The 29-year-old left-hander went 14-7 for the second straight season and lowered his ERA to 2.48 from 3.04 in 2021. Fried was a first-time All-Star last season, was second to Miami’s Sandy Alcantara in Cy Young Award voting and was third in the National League in ERA behind Alcantara and Julio Urias with the Los Angeles Dodgers.

Fried won a $6.85 million salary last year instead of the team’s $6.6 million proposal in arbitration. That was after he pitched six shutout innings in World Series Game 6 as the Braves won their first title since 1995.

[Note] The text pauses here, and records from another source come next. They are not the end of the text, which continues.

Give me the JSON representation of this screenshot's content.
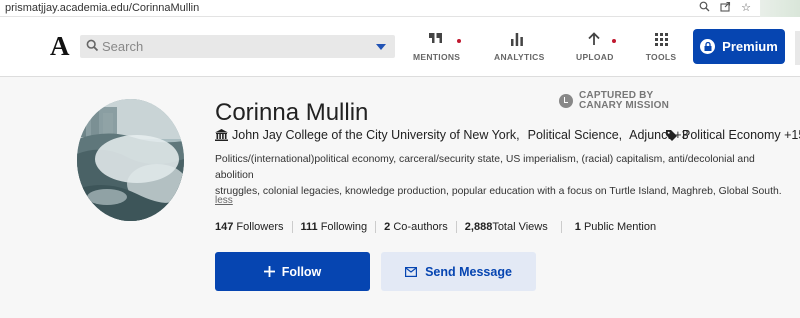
{
  "browser": {
    "url": "prismatjjay.academia.edu/CorinnaMullin",
    "icons": [
      "zoom-icon",
      "share-icon",
      "star-icon"
    ]
  },
  "header": {
    "logo": "A",
    "search": {
      "placeholder": "Search",
      "value": ""
    },
    "nav": [
      {
        "label": "MENTIONS",
        "icon": "quote-icon",
        "notification": true
      },
      {
        "label": "ANALYTICS",
        "icon": "bar-chart-icon",
        "notification": false
      },
      {
        "label": "UPLOAD",
        "icon": "upload-arrow-icon",
        "notification": true
      },
      {
        "label": "TOOLS",
        "icon": "grid-icon",
        "notification": false
      }
    ],
    "premium_label": "Premium"
  },
  "profile": {
    "name": "Corinna Mullin",
    "watermark": {
      "line1": "CAPTURED BY",
      "line2": "CANARY MISSION"
    },
    "institution": "John Jay College of the City University of New York,",
    "department": "Political Science,",
    "role": "Adjunct +3",
    "tag": "Political Economy +15",
    "bio_line1": "Politics/(international)political economy, carceral/security state, US imperialism, (racial) capitalism, anti/decolonial and abolition",
    "bio_line2": "struggles, colonial legacies, knowledge production, popular education with a focus on Turtle Island, Maghreb, Global South.",
    "less_label": "less",
    "stats": {
      "followers_count": "147",
      "followers_label": "Followers",
      "following_count": "111",
      "following_label": "Following",
      "coauthors_count": "2",
      "coauthors_label": "Co-authors",
      "views_count": "2,888",
      "views_label": "Total Views",
      "mentions_count": "1",
      "mentions_label": "Public Mention"
    },
    "follow_label": "Follow",
    "message_label": "Send Message"
  },
  "colors": {
    "brand_blue": "#0645b1",
    "notification_red": "#c0182f",
    "message_button_bg": "#e3e9f5"
  }
}
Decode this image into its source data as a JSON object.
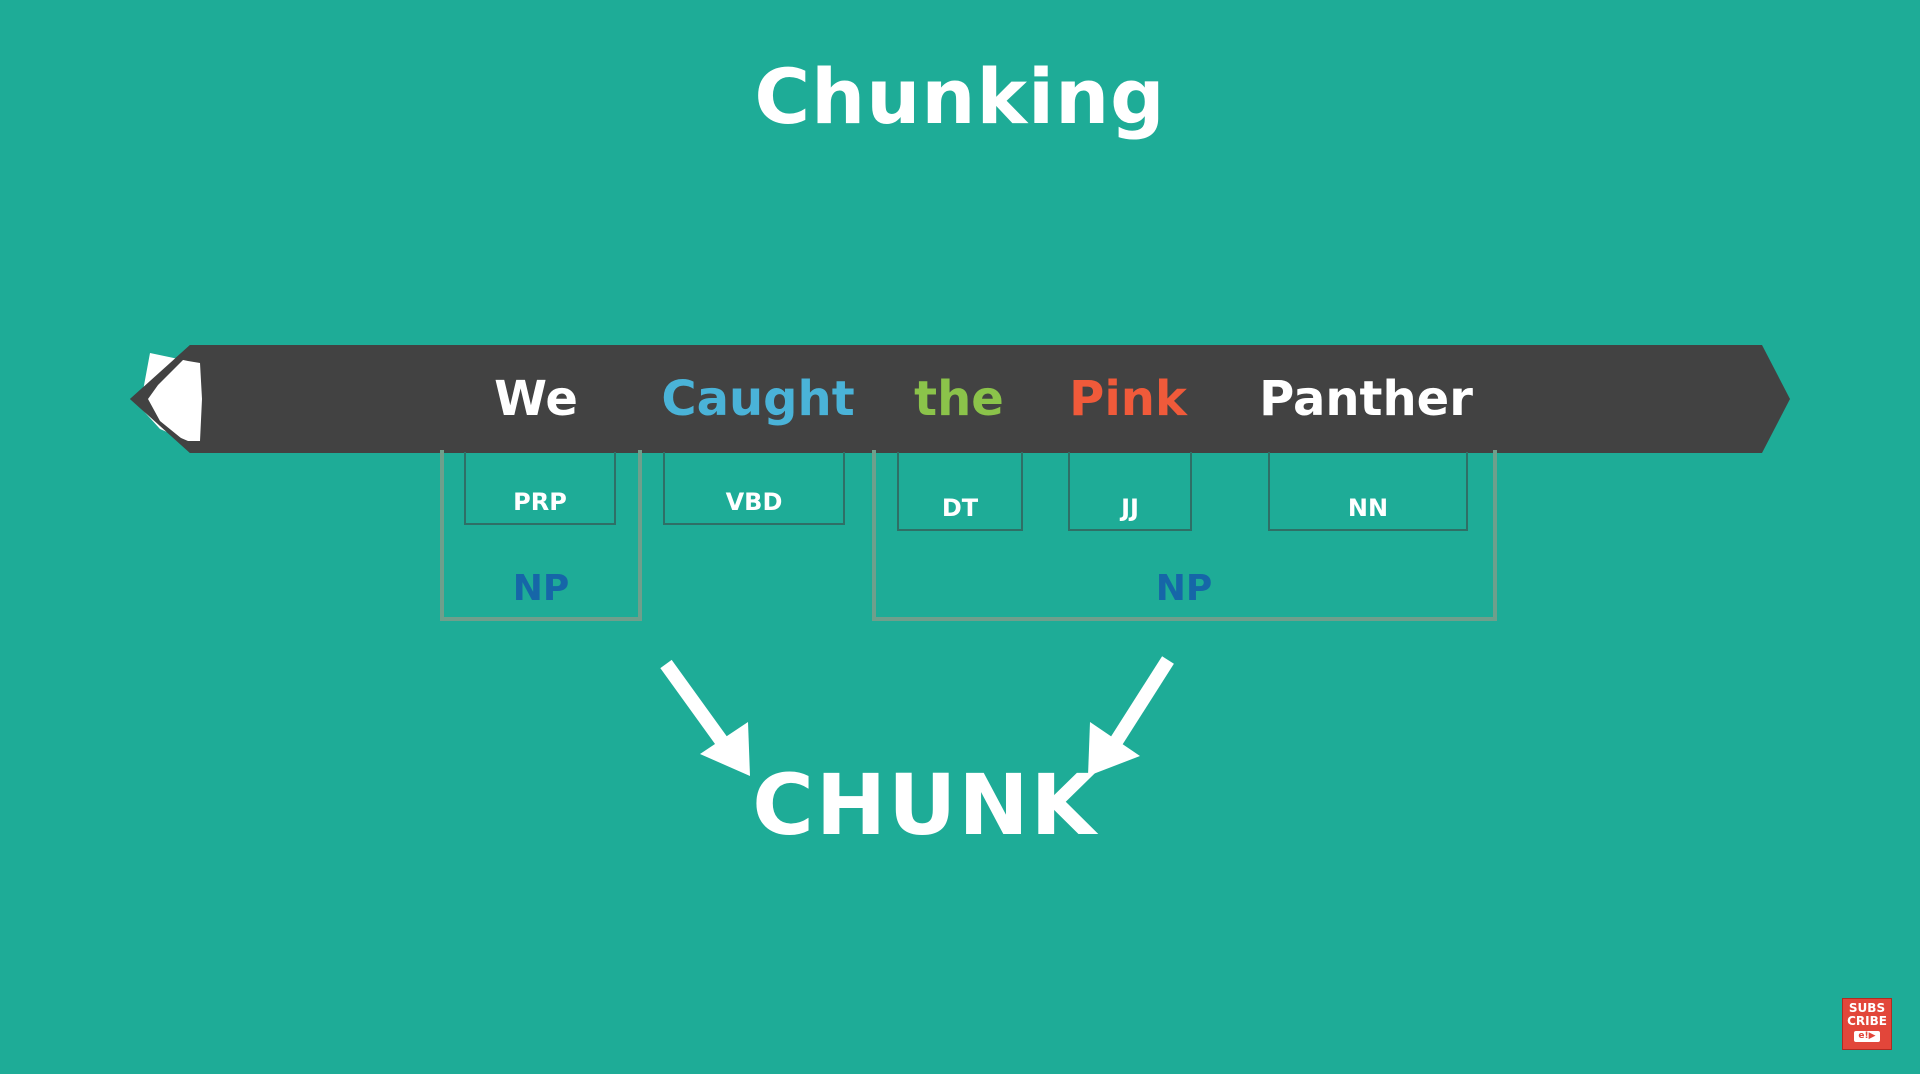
{
  "slide": {
    "title": "Chunking"
  },
  "sentence": {
    "words": [
      {
        "text": "We",
        "color": "#ffffff"
      },
      {
        "text": "Caught",
        "color": "#4ab3d8"
      },
      {
        "text": "the",
        "color": "#8bc34a"
      },
      {
        "text": "Pink",
        "color": "#f05a3a"
      },
      {
        "text": "Panther",
        "color": "#ffffff"
      }
    ]
  },
  "tags": [
    "PRP",
    "VBD",
    "DT",
    "JJ",
    "NN"
  ],
  "chunks": [
    {
      "label": "NP"
    },
    {
      "label": "NP"
    }
  ],
  "result_label": "CHUNK",
  "badge": {
    "line1": "SUBS",
    "line2": "CRIBE",
    "line3": "e!▶"
  },
  "colors": {
    "background": "#1eac97",
    "pencil_body": "#424242",
    "np_label": "#1666a8",
    "chunk_border": "#6f9f8c",
    "badge": "#e2463a"
  },
  "icons": [
    "pencil-icon",
    "arrow-down-right-icon",
    "arrow-down-left-icon",
    "subscribe-badge-icon"
  ]
}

Fried, who is eligible for free agency after the 2024 World Series, had his case heard Friday by a panel that’s expected to issue a decision Saturday.

Players have won two of three decisions so far: Pitcher Jesus Luzardo ($2.45 million) and AL batting champion Luis Arraez ($6.1 million) both beat the Miami Marlins. But Seattle defeated Diego Castillo ($2.95 million).

A decision is being held for Los Angeles Angels outfielder Hunter Renfroe, whose case was argued Monday. About 20 more cases are scheduled through Feb. 17.